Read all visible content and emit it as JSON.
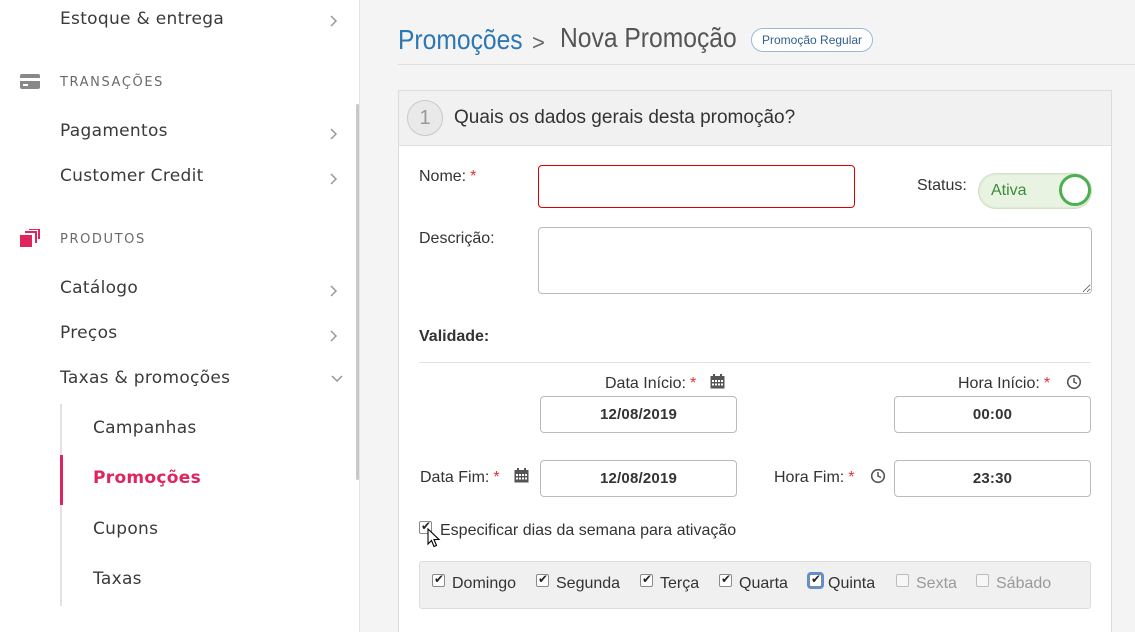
{
  "sidebar": {
    "items_top": [
      {
        "label": "Estoque & entrega"
      }
    ],
    "transacoes": {
      "section": "TRANSAÇÕES",
      "items": [
        {
          "label": "Pagamentos"
        },
        {
          "label": "Customer Credit"
        }
      ]
    },
    "produtos": {
      "section": "PRODUTOS",
      "items": [
        {
          "label": "Catálogo"
        },
        {
          "label": "Preços"
        },
        {
          "label": "Taxas & promoções"
        }
      ],
      "subitems": [
        {
          "label": "Campanhas"
        },
        {
          "label": "Promoções"
        },
        {
          "label": "Cupons"
        },
        {
          "label": "Taxas"
        }
      ],
      "active_subitem": "Promoções"
    },
    "accent_color": "#e0245e"
  },
  "header": {
    "root": "Promoções",
    "separator": ">",
    "current": "Nova Promoção",
    "badge": "Promoção Regular"
  },
  "section1": {
    "step": "1",
    "title": "Quais os dados gerais desta promoção?",
    "nome_label": "Nome:",
    "required_mark": "*",
    "nome_value": "",
    "status_label": "Status:",
    "status_value": "Ativa",
    "descricao_label": "Descrição:",
    "descricao_value": "",
    "validade_title": "Validade:",
    "data_inicio_label": "Data Início:",
    "data_inicio_value": "12/08/2019",
    "hora_inicio_label": "Hora Início:",
    "hora_inicio_value": "00:00",
    "data_fim_label": "Data Fim:",
    "data_fim_value": "12/08/2019",
    "hora_fim_label": "Hora Fim:",
    "hora_fim_value": "23:30",
    "especificar_dias_label": "Especificar dias da semana para ativação",
    "especificar_dias_checked": true,
    "days": [
      {
        "label": "Domingo",
        "checked": true,
        "enabled": true
      },
      {
        "label": "Segunda",
        "checked": true,
        "enabled": true
      },
      {
        "label": "Terça",
        "checked": true,
        "enabled": true
      },
      {
        "label": "Quarta",
        "checked": true,
        "enabled": true
      },
      {
        "label": "Quinta",
        "checked": true,
        "enabled": true
      },
      {
        "label": "Sexta",
        "checked": false,
        "enabled": false
      },
      {
        "label": "Sábado",
        "checked": false,
        "enabled": false
      }
    ]
  },
  "colors": {
    "link_blue": "#2e77b3",
    "toggle_green": "#4caf50",
    "error_red": "#d00"
  }
}
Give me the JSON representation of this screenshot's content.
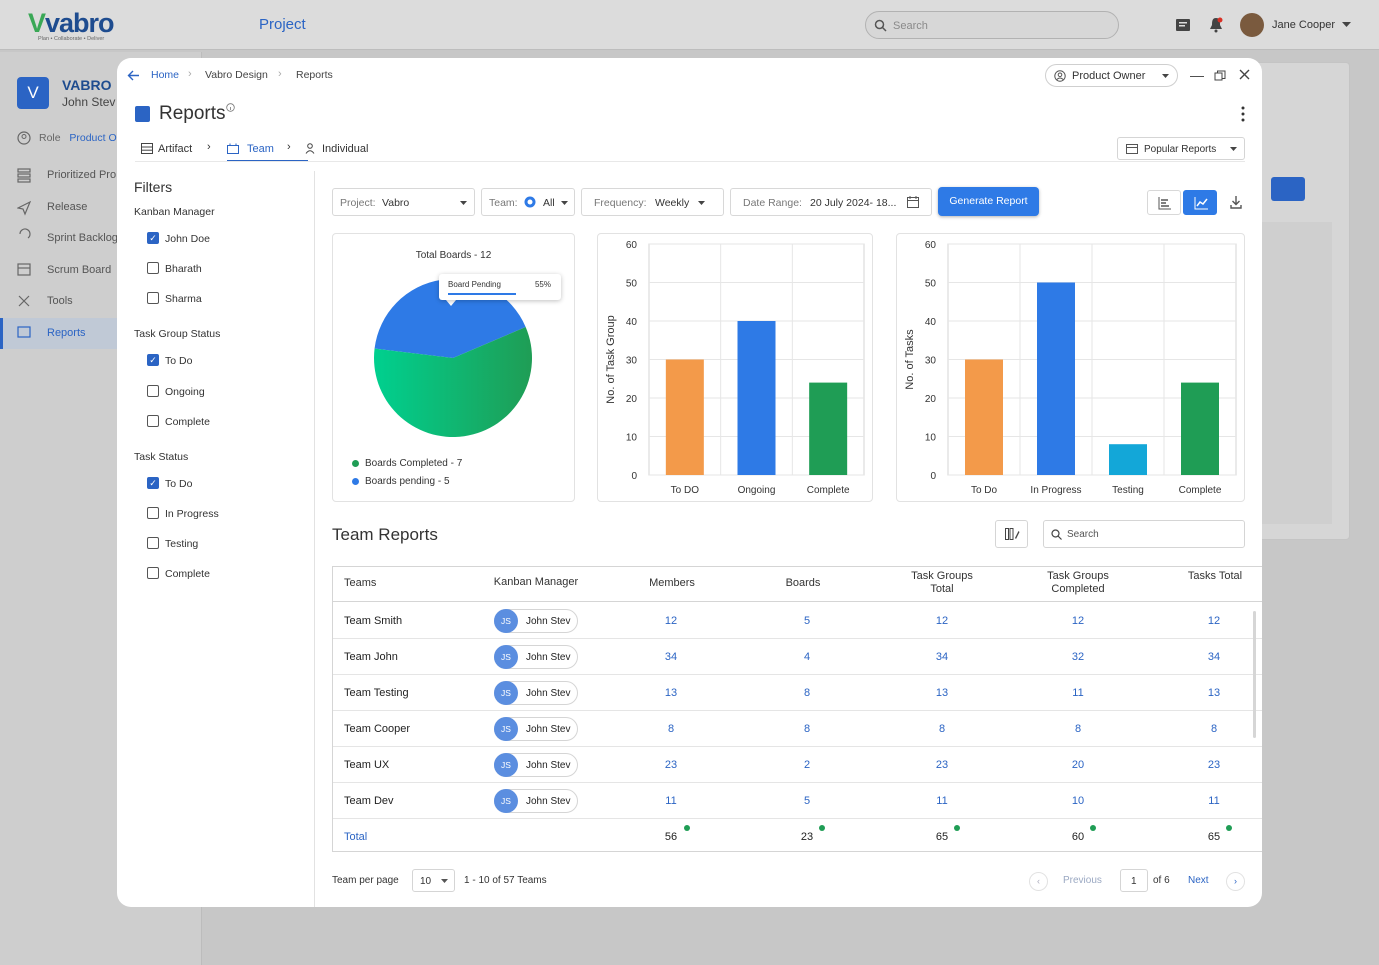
{
  "app": {
    "logo": "vabro",
    "tagline": "Plan • Collaborate • Deliver",
    "page_title": "Project",
    "search_placeholder": "Search",
    "user_name": "Jane Cooper"
  },
  "bg_sidebar": {
    "badge": "V",
    "org": "VABRO",
    "user": "John Stev",
    "role_label": "Role",
    "role_value": "Product O",
    "items": [
      "Prioritized Pro",
      "Release",
      "Sprint Backlog",
      "Scrum Board",
      "Tools",
      "Reports"
    ]
  },
  "breadcrumb": [
    "Home",
    "Vabro Design",
    "Reports"
  ],
  "role_select": "Product Owner",
  "page": {
    "title": "Reports"
  },
  "tabs": [
    "Artifact",
    "Team",
    "Individual"
  ],
  "popular_reports": "Popular Reports",
  "filters": {
    "title": "Filters",
    "groups": [
      {
        "name": "Kanban Manager",
        "options": [
          {
            "label": "John Doe",
            "checked": true
          },
          {
            "label": "Bharath",
            "checked": false
          },
          {
            "label": "Sharma",
            "checked": false
          }
        ]
      },
      {
        "name": "Task Group Status",
        "options": [
          {
            "label": "To Do",
            "checked": true
          },
          {
            "label": "Ongoing",
            "checked": false
          },
          {
            "label": "Complete",
            "checked": false
          }
        ]
      },
      {
        "name": "Task Status",
        "options": [
          {
            "label": "To Do",
            "checked": true
          },
          {
            "label": "In Progress",
            "checked": false
          },
          {
            "label": "Testing",
            "checked": false
          },
          {
            "label": "Complete",
            "checked": false
          }
        ]
      }
    ]
  },
  "controls": {
    "project_label": "Project:",
    "project_value": "Vabro",
    "team_label": "Team:",
    "team_value": "All",
    "frequency_label": "Frequency:",
    "frequency_value": "Weekly",
    "date_label": "Date Range:",
    "date_value": "20 July 2024- 18...",
    "generate": "Generate Report"
  },
  "chart_data": [
    {
      "type": "pie",
      "title": "Total Boards - 12",
      "slices": [
        {
          "label": "Boards Completed - 7",
          "value": 7,
          "color": "#1f9d55"
        },
        {
          "label": "Boards pending - 5",
          "value": 5,
          "color": "#2e7ae6"
        }
      ],
      "tooltip": {
        "label": "Board Pending",
        "value": "55%"
      }
    },
    {
      "type": "bar",
      "ylabel": "No. of Task Group",
      "ylim": [
        0,
        60
      ],
      "yticks": [
        0,
        10,
        20,
        30,
        40,
        50,
        60
      ],
      "categories": [
        "To DO",
        "Ongoing",
        "Complete"
      ],
      "values": [
        30,
        40,
        24
      ],
      "colors": [
        "#f39a4a",
        "#2e7ae6",
        "#1f9d55"
      ]
    },
    {
      "type": "bar",
      "ylabel": "No. of Tasks",
      "ylim": [
        0,
        60
      ],
      "yticks": [
        0,
        10,
        20,
        30,
        40,
        50,
        60
      ],
      "categories": [
        "To Do",
        "In Progress",
        "Testing",
        "Complete"
      ],
      "values": [
        30,
        50,
        8,
        24
      ],
      "colors": [
        "#f39a4a",
        "#2e7ae6",
        "#13a7d8",
        "#1f9d55"
      ]
    }
  ],
  "team_reports": {
    "title": "Team Reports",
    "search_placeholder": "Search",
    "headers": [
      "Teams",
      "Kanban Manager",
      "Members",
      "Boards",
      "Task Groups Total",
      "Task Groups Completed",
      "Tasks Total"
    ],
    "rows": [
      {
        "team": "Team Smith",
        "initials": "JS",
        "manager": "John Stev",
        "members": "12",
        "boards": "5",
        "tg_total": "12",
        "tg_completed": "12",
        "tasks_total": "12"
      },
      {
        "team": "Team John",
        "initials": "JS",
        "manager": "John Stev",
        "members": "34",
        "boards": "4",
        "tg_total": "34",
        "tg_completed": "32",
        "tasks_total": "34"
      },
      {
        "team": "Team Testing",
        "initials": "JS",
        "manager": "John Stev",
        "members": "13",
        "boards": "8",
        "tg_total": "13",
        "tg_completed": "11",
        "tasks_total": "13"
      },
      {
        "team": "Team Cooper",
        "initials": "JS",
        "manager": "John Stev",
        "members": "8",
        "boards": "8",
        "tg_total": "8",
        "tg_completed": "8",
        "tasks_total": "8"
      },
      {
        "team": "Team UX",
        "initials": "JS",
        "manager": "John Stev",
        "members": "23",
        "boards": "2",
        "tg_total": "23",
        "tg_completed": "20",
        "tasks_total": "23"
      },
      {
        "team": "Team Dev",
        "initials": "JS",
        "manager": "John Stev",
        "members": "11",
        "boards": "5",
        "tg_total": "11",
        "tg_completed": "10",
        "tasks_total": "11"
      }
    ],
    "total": {
      "label": "Total",
      "members": "56",
      "boards": "23",
      "tg_total": "65",
      "tg_completed": "60",
      "tasks_total": "65"
    }
  },
  "pagination": {
    "per_page_label": "Team per page",
    "per_page": "10",
    "range": "1 - 10 of 57 Teams",
    "previous": "Previous",
    "page": "1",
    "of": "of 6",
    "next": "Next"
  }
}
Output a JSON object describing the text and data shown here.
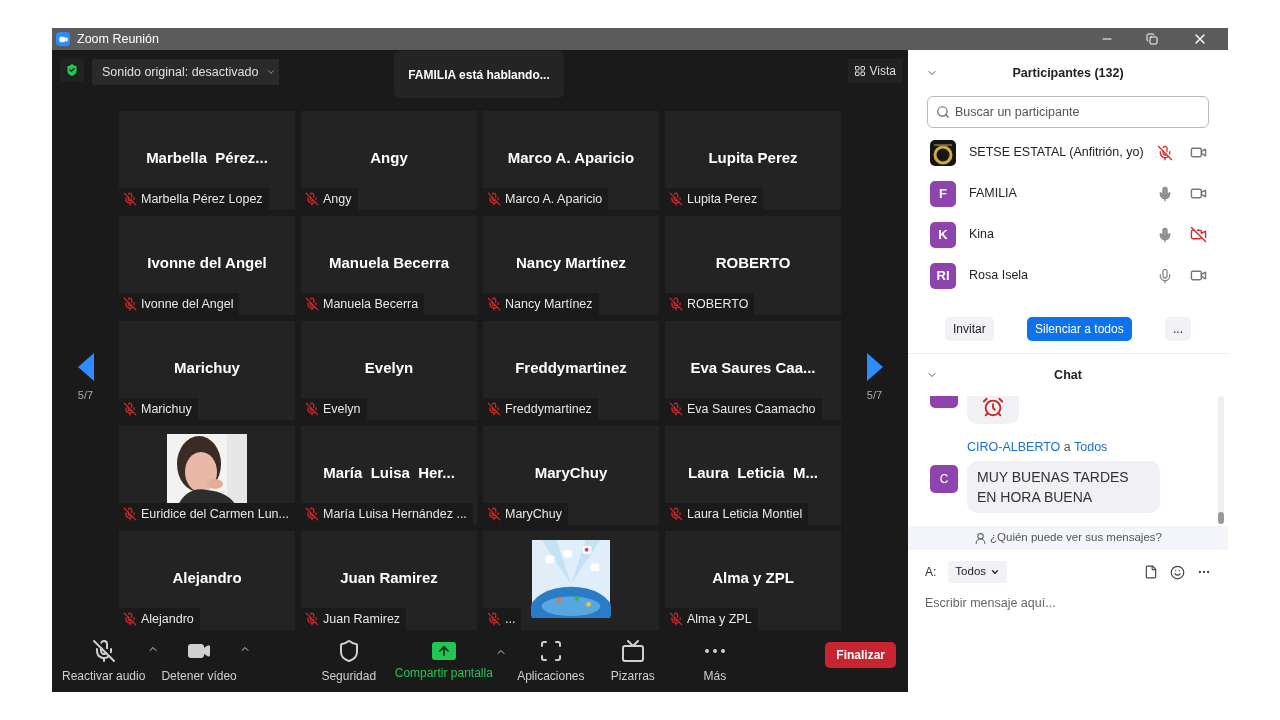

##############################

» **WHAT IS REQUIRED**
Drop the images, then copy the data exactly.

» **ANSWER**
Read all visible content and emit it as JSON.
{
  "sidebar": {
    "items_top": [
      {
        "label": "Estoque & entrega"
      }
    ],
    "transacoes": {
      "section": "TRANSAÇÕES",
      "items": [
        {
          "label": "Pagamentos"
        },
        {
          "label": "Customer Credit"
        }
      ]
    },
    "produtos": {
      "section": "PRODUTOS",
      "items": [
        {
          "label": "Catálogo"
        },
        {
          "label": "Preços"
        },
        {
          "label": "Taxas & promoções"
        }
      ],
      "subitems": [
        {
          "label": "Campanhas"
        },
        {
          "label": "Promoções"
        },
        {
          "label": "Cupons"
        },
        {
          "label": "Taxas"
        }
      ],
      "active_subitem": "Promoções"
    },
    "accent_color": "#e0245e"
  },
  "header": {
    "root": "Promoções",
    "separator": ">",
    "current": "Nova Promoção",
    "badge": "Promoção Regular"
  },
  "section1": {
    "step": "1",
    "title": "Quais os dados gerais desta promoção?",
    "nome_label": "Nome:",
    "required_mark": "*",
    "nome_value": "",
    "status_label": "Status:",
    "status_value": "Ativa",
    "descricao_label": "Descrição:",
    "descricao_value": "",
    "validade_title": "Validade:",
    "data_inicio_label": "Data Início:",
    "data_inicio_value": "12/08/2019",
    "hora_inicio_label": "Hora Início:",
    "hora_inicio_value": "00:00",
    "data_fim_label": "Data Fim:",
    "data_fim_value": "12/08/2019",
    "hora_fim_label": "Hora Fim:",
    "hora_fim_value": "23:30",
    "especificar_dias_label": "Especificar dias da semana para ativação",
    "especificar_dias_checked": true,
    "days": [
      {
        "label": "Domingo",
        "checked": true,
        "enabled": true
      },
      {
        "label": "Segunda",
        "checked": true,
        "enabled": true
      },
      {
        "label": "Terça",
        "checked": true,
        "enabled": true
      },
      {
        "label": "Quarta",
        "checked": true,
        "enabled": true
      },
      {
        "label": "Quinta",
        "checked": true,
        "enabled": true
      },
      {
        "label": "Sexta",
        "checked": false,
        "enabled": false
      },
      {
        "label": "Sábado",
        "checked": false,
        "enabled": false
      }
    ]
  },
  "colors": {
    "link_blue": "#2e77b3",
    "toggle_green": "#4caf50",
    "error_red": "#d00"
  }
}
Give me the JSON representation of this screenshot's content.
{
  "app": {
    "logo": "vabro",
    "tagline": "Plan • Collaborate • Deliver",
    "page_title": "Project",
    "search_placeholder": "Search",
    "user_name": "Jane Cooper"
  },
  "bg_sidebar": {
    "badge": "V",
    "org": "VABRO",
    "user": "John Stev",
    "role_label": "Role",
    "role_value": "Product O",
    "items": [
      "Prioritized Pro",
      "Release",
      "Sprint Backlog",
      "Scrum Board",
      "Tools",
      "Reports"
    ]
  },
  "breadcrumb": [
    "Home",
    "Vabro Design",
    "Reports"
  ],
  "role_select": "Product Owner",
  "page": {
    "title": "Reports"
  },
  "tabs": [
    "Artifact",
    "Team",
    "Individual"
  ],
  "popular_reports": "Popular Reports",
  "filters": {
    "title": "Filters",
    "groups": [
      {
        "name": "Kanban Manager",
        "options": [
          {
            "label": "John Doe",
            "checked": true
          },
          {
            "label": "Bharath",
            "checked": false
          },
          {
            "label": "Sharma",
            "checked": false
          }
        ]
      },
      {
        "name": "Task Group Status",
        "options": [
          {
            "label": "To Do",
            "checked": true
          },
          {
            "label": "Ongoing",
            "checked": false
          },
          {
            "label": "Complete",
            "checked": false
          }
        ]
      },
      {
        "name": "Task Status",
        "options": [
          {
            "label": "To Do",
            "checked": true
          },
          {
            "label": "In Progress",
            "checked": false
          },
          {
            "label": "Testing",
            "checked": false
          },
          {
            "label": "Complete",
            "checked": false
          }
        ]
      }
    ]
  },
  "controls": {
    "project_label": "Project:",
    "project_value": "Vabro",
    "team_label": "Team:",
    "team_value": "All",
    "frequency_label": "Frequency:",
    "frequency_value": "Weekly",
    "date_label": "Date Range:",
    "date_value": "20 July 2024- 18...",
    "generate": "Generate Report"
  },
  "chart_data": [
    {
      "type": "pie",
      "title": "Total Boards - 12",
      "slices": [
        {
          "label": "Boards Completed - 7",
          "value": 7,
          "color": "#1f9d55"
        },
        {
          "label": "Boards pending - 5",
          "value": 5,
          "color": "#2e7ae6"
        }
      ],
      "tooltip": {
        "label": "Board Pending",
        "value": "55%"
      }
    },
    {
      "type": "bar",
      "ylabel": "No. of Task Group",
      "ylim": [
        0,
        60
      ],
      "yticks": [
        0,
        10,
        20,
        30,
        40,
        50,
        60
      ],
      "categories": [
        "To DO",
        "Ongoing",
        "Complete"
      ],
      "values": [
        30,
        40,
        24
      ],
      "colors": [
        "#f39a4a",
        "#2e7ae6",
        "#1f9d55"
      ]
    },
    {
      "type": "bar",
      "ylabel": "No. of Tasks",
      "ylim": [
        0,
        60
      ],
      "yticks": [
        0,
        10,
        20,
        30,
        40,
        50,
        60
      ],
      "categories": [
        "To Do",
        "In Progress",
        "Testing",
        "Complete"
      ],
      "values": [
        30,
        50,
        8,
        24
      ],
      "colors": [
        "#f39a4a",
        "#2e7ae6",
        "#13a7d8",
        "#1f9d55"
      ]
    }
  ],
  "team_reports": {
    "title": "Team Reports",
    "search_placeholder": "Search",
    "headers": [
      "Teams",
      "Kanban Manager",
      "Members",
      "Boards",
      "Task Groups Total",
      "Task Groups Completed",
      "Tasks Total"
    ],
    "rows": [
      {
        "team": "Team Smith",
        "initials": "JS",
        "manager": "John Stev",
        "members": "12",
        "boards": "5",
        "tg_total": "12",
        "tg_completed": "12",
        "tasks_total": "12"
      },
      {
        "team": "Team John",
        "initials": "JS",
        "manager": "John Stev",
        "members": "34",
        "boards": "4",
        "tg_total": "34",
        "tg_completed": "32",
        "tasks_total": "34"
      },
      {
        "team": "Team Testing",
        "initials": "JS",
        "manager": "John Stev",
        "members": "13",
        "boards": "8",
        "tg_total": "13",
        "tg_completed": "11",
        "tasks_total": "13"
      },
      {
        "team": "Team Cooper",
        "initials": "JS",
        "manager": "John Stev",
        "members": "8",
        "boards": "8",
        "tg_total": "8",
        "tg_completed": "8",
        "tasks_total": "8"
      },
      {
        "team": "Team UX",
        "initials": "JS",
        "manager": "John Stev",
        "members": "23",
        "boards": "2",
        "tg_total": "23",
        "tg_completed": "20",
        "tasks_total": "23"
      },
      {
        "team": "Team Dev",
        "initials": "JS",
        "manager": "John Stev",
        "members": "11",
        "boards": "5",
        "tg_total": "11",
        "tg_completed": "10",
        "tasks_total": "11"
      }
    ],
    "total": {
      "label": "Total",
      "members": "56",
      "boards": "23",
      "tg_total": "65",
      "tg_completed": "60",
      "tasks_total": "65"
    }
  },
  "pagination": {
    "per_page_label": "Team per page",
    "per_page": "10",
    "range": "1 - 10 of 57 Teams",
    "previous": "Previous",
    "page": "1",
    "of": "of 6",
    "next": "Next"
  }
}
Output a JSON object describing the text and data shown here.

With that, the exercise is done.